### [WORK ITEM]
Lines below that include "Select" are the answer; copy each one.
╭─ SUPPLIED MATERIAL
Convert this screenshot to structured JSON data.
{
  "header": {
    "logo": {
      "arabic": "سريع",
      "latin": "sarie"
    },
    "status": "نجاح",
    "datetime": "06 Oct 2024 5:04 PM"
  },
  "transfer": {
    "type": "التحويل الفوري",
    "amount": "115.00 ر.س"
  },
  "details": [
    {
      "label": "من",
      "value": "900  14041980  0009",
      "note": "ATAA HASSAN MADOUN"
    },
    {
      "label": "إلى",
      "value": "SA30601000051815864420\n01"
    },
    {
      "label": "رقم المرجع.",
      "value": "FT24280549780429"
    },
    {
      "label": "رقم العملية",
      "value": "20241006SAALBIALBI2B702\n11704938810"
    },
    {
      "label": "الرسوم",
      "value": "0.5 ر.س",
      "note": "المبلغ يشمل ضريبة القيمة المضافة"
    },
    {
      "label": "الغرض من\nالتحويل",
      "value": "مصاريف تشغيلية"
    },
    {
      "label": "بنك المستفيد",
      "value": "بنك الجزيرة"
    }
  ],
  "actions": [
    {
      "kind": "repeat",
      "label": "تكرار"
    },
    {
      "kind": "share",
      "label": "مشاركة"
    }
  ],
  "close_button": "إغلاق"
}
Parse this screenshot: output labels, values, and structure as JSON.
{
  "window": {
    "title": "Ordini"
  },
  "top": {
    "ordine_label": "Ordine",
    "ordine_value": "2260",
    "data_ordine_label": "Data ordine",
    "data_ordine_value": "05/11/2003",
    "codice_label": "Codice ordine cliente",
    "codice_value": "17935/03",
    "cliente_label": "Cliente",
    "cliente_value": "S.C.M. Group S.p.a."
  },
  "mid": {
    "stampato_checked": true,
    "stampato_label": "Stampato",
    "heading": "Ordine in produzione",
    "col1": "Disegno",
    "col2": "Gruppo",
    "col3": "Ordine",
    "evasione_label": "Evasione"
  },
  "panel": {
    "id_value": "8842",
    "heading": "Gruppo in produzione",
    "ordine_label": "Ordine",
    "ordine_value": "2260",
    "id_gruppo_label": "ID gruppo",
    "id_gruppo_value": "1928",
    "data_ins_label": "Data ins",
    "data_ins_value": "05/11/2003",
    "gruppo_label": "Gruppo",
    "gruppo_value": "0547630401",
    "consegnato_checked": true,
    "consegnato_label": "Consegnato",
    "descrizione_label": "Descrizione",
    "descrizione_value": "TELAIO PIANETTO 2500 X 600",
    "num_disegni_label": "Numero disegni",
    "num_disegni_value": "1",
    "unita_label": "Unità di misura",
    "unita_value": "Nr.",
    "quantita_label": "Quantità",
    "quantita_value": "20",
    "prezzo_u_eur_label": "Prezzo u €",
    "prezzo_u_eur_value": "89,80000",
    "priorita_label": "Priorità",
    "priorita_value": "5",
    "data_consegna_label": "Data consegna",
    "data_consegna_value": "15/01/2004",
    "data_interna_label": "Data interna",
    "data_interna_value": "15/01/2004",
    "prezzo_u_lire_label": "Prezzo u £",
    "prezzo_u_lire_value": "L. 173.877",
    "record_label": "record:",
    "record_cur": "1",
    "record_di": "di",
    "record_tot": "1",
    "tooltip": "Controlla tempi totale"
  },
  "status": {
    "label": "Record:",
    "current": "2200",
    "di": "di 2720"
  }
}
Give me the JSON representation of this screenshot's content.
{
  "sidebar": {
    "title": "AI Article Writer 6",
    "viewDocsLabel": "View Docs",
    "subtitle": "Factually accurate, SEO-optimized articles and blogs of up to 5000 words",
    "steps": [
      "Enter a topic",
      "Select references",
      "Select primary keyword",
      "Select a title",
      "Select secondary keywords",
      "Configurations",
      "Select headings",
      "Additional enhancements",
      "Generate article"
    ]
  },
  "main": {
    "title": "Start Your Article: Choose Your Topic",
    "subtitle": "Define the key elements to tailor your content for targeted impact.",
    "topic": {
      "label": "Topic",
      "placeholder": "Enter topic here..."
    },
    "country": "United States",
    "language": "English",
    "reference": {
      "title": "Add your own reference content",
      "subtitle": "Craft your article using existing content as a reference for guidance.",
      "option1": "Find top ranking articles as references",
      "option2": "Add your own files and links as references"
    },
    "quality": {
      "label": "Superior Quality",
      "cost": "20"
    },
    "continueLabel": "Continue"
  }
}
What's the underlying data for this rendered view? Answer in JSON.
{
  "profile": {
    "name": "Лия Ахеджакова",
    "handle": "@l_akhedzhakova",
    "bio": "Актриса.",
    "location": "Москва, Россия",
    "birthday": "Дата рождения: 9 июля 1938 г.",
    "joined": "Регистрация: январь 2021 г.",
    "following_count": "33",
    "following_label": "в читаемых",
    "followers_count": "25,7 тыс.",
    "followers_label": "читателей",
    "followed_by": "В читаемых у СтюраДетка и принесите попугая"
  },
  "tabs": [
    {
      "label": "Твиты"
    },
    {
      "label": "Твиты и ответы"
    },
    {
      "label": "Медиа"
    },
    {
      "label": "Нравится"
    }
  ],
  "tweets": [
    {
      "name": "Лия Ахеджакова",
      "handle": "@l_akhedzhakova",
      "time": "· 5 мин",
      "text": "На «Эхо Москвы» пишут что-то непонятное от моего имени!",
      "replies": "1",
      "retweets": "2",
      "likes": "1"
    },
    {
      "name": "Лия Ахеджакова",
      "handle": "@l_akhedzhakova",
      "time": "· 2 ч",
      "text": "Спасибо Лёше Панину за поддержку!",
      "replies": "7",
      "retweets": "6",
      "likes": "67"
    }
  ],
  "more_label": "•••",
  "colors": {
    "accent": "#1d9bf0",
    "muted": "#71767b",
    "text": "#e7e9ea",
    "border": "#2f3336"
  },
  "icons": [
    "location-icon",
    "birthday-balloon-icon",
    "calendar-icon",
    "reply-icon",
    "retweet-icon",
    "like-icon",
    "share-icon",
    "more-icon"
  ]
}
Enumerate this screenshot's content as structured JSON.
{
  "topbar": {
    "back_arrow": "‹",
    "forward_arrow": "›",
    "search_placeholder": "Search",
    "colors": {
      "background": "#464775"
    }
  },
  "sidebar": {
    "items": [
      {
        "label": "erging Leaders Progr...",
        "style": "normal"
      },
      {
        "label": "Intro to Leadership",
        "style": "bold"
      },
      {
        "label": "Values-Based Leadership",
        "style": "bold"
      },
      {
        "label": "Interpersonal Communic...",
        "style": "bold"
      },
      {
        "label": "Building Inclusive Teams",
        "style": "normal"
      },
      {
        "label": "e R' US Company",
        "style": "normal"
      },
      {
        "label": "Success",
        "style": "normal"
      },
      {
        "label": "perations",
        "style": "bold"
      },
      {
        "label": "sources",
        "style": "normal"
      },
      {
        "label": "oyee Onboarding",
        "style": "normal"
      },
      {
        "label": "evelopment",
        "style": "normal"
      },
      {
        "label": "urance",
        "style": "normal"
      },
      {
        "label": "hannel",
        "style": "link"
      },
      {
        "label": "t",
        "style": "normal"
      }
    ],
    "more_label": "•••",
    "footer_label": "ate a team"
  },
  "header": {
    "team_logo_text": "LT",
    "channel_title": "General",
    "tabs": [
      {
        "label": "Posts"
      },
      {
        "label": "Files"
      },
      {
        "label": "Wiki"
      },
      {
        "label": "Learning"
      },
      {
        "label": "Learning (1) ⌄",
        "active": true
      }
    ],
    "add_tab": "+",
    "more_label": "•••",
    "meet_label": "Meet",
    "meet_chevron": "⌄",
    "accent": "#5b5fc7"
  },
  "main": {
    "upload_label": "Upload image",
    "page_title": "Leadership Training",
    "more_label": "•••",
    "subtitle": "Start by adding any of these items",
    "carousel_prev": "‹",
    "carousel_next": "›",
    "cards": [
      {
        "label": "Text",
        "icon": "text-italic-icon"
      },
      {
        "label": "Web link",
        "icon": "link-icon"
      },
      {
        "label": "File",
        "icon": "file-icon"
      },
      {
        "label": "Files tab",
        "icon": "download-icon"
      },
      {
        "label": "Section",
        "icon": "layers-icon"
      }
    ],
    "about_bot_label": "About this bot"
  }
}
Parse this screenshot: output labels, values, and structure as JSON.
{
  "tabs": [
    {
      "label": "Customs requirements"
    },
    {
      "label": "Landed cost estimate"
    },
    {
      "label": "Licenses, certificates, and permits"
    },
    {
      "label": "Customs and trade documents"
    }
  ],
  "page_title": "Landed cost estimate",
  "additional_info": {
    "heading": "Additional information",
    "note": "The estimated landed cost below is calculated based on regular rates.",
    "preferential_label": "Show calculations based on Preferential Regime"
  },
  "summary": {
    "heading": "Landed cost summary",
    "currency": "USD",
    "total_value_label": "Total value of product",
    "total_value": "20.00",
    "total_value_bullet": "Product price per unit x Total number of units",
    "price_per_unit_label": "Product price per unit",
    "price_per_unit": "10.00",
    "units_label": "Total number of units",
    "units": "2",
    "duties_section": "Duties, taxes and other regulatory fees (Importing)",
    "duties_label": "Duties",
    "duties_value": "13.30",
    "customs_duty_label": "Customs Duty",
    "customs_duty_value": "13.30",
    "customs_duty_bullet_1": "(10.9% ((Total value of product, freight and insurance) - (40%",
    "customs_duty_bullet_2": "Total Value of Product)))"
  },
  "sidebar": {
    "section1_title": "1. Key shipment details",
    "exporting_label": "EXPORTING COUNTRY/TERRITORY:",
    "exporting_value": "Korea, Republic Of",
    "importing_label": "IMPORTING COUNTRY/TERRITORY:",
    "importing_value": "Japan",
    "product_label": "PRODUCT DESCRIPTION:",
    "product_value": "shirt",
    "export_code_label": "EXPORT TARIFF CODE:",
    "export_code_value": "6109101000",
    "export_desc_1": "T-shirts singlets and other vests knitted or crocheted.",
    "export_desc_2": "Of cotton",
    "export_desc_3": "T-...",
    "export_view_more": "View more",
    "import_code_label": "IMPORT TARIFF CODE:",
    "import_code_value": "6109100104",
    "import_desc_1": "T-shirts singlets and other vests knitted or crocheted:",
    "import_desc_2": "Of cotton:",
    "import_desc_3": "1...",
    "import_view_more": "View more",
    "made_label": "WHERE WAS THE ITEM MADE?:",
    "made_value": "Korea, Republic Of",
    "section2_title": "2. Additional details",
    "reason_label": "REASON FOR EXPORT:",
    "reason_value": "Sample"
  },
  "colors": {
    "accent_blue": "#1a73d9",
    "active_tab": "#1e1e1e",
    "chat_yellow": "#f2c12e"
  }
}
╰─
### [ANSWER TO THE PROBLEM]
      "Select references",
      "Select primary keyword",
      "Select a title",
      "Select secondary keywords",
      "Select headings",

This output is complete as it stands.